* [ABOUT THIS EXERCISE]: Below is a set of records. Repeat all of them exactly.
***** DATASET RECORDS
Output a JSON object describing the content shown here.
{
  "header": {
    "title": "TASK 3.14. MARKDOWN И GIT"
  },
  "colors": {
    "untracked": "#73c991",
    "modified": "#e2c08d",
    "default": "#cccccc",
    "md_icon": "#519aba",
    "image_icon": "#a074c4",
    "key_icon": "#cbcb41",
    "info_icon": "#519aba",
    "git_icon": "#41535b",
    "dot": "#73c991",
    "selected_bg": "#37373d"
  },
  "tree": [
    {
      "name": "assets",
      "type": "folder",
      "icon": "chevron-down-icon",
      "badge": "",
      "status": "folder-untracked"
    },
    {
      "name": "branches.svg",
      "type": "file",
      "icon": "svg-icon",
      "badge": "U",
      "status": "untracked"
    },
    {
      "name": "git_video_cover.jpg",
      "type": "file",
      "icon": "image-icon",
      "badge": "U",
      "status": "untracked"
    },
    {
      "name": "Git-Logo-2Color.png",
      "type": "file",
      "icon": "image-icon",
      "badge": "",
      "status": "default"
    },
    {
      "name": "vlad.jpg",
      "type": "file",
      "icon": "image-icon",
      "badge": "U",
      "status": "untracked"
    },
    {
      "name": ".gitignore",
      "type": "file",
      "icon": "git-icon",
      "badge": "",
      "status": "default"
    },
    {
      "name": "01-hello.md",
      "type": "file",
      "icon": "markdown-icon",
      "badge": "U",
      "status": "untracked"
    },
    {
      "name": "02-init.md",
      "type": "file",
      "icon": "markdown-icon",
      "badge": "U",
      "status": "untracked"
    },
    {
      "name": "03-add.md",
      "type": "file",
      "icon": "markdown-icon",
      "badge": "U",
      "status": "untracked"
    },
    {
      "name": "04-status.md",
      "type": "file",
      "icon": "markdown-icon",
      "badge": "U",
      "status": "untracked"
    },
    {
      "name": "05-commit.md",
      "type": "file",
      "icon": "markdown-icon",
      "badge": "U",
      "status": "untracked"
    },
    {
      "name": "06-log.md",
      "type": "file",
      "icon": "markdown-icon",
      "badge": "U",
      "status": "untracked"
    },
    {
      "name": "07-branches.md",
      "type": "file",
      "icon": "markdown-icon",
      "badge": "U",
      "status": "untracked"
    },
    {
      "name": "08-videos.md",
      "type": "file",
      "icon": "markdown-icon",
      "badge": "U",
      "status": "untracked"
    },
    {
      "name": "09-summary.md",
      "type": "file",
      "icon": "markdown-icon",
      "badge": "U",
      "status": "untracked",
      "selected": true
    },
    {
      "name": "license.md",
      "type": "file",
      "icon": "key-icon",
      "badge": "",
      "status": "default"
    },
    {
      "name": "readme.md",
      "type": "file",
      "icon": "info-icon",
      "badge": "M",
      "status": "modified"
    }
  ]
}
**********
* [TASK RESPONSE]:
Output a JSON object describing the content shown here.
{
  "header": {
    "title": "TASK 3.14. MARKDOWN И GIT"
  },
  "colors": {
    "untracked": "#73c991",
    "modified": "#e2c08d",
    "default": "#cccccc",
    "md_icon": "#519aba",
    "image_icon": "#a074c4",
    "key_icon": "#cbcb41",
    "info_icon": "#519aba",
    "git_icon": "#41535b",
    "dot": "#73c991",
    "selected_bg": "#37373d"
  },
  "tree": [
    {
      "name": "assets",
      "type": "folder",
      "icon": "chevron-down-icon",
      "badge": "",
      "status": "folder-untracked"
    },
    {
      "name": "branches.svg",
      "type": "file",
      "icon": "svg-icon",
      "badge": "U",
      "status": "untracked"
    },
    {
      "name": "git_video_cover.jpg",
      "type": "file",
      "icon": "image-icon",
      "badge": "U",
      "status": "untracked"
    },
    {
      "name": "Git-Logo-2Color.png",
      "type": "file",
      "icon": "image-icon",
      "badge": "",
      "status": "default"
    },
    {
      "name": "vlad.jpg",
      "type": "file",
      "icon": "image-icon",
      "badge": "U",
      "status": "untracked"
    },
    {
      "name": ".gitignore",
      "type": "file",
      "icon": "git-icon",
      "badge": "",
      "status": "default"
    },
    {
      "name": "01-hello.md",
      "type": "file",
      "icon": "markdown-icon",
      "badge": "U",
      "status": "untracked"
    },
    {
      "name": "02-init.md",
      "type": "file",
      "icon": "markdown-icon",
      "badge": "U",
      "status": "untracked"
    },
    {
      "name": "03-add.md",
      "type": "file",
      "icon": "markdown-icon",
      "badge": "U",
      "status": "untracked"
    },
    {
      "name": "04-status.md",
      "type": "file",
      "icon": "markdown-icon",
      "badge": "U",
      "status": "untracked"
    },
    {
      "name": "05-commit.md",
      "type": "file",
      "icon": "markdown-icon",
      "badge": "U",
      "status": "untracked"
    },
    {
      "name": "06-log.md",
      "type": "file",
      "icon": "markdown-icon",
      "badge": "U",
      "status": "untracked"
    },
    {
      "name": "07-branches.md",
      "type": "file",
      "icon": "markdown-icon",
      "badge": "U",
      "status": "untracked"
    },
    {
      "name": "08-videos.md",
      "type": "file",
      "icon": "markdown-icon",
      "badge": "U",
      "status": "untracked"
    },
    {
      "name": "09-summary.md",
      "type": "file",
      "icon": "markdown-icon",
      "badge": "U",
      "status": "untracked",
      "selected": true
    },
    {
      "name": "license.md",
      "type": "file",
      "icon": "key-icon",
      "badge": "",
      "status": "default"
    },
    {
      "name": "readme.md",
      "type": "file",
      "icon": "info-icon",
      "badge": "M",
      "status": "modified"
    }
  ]
}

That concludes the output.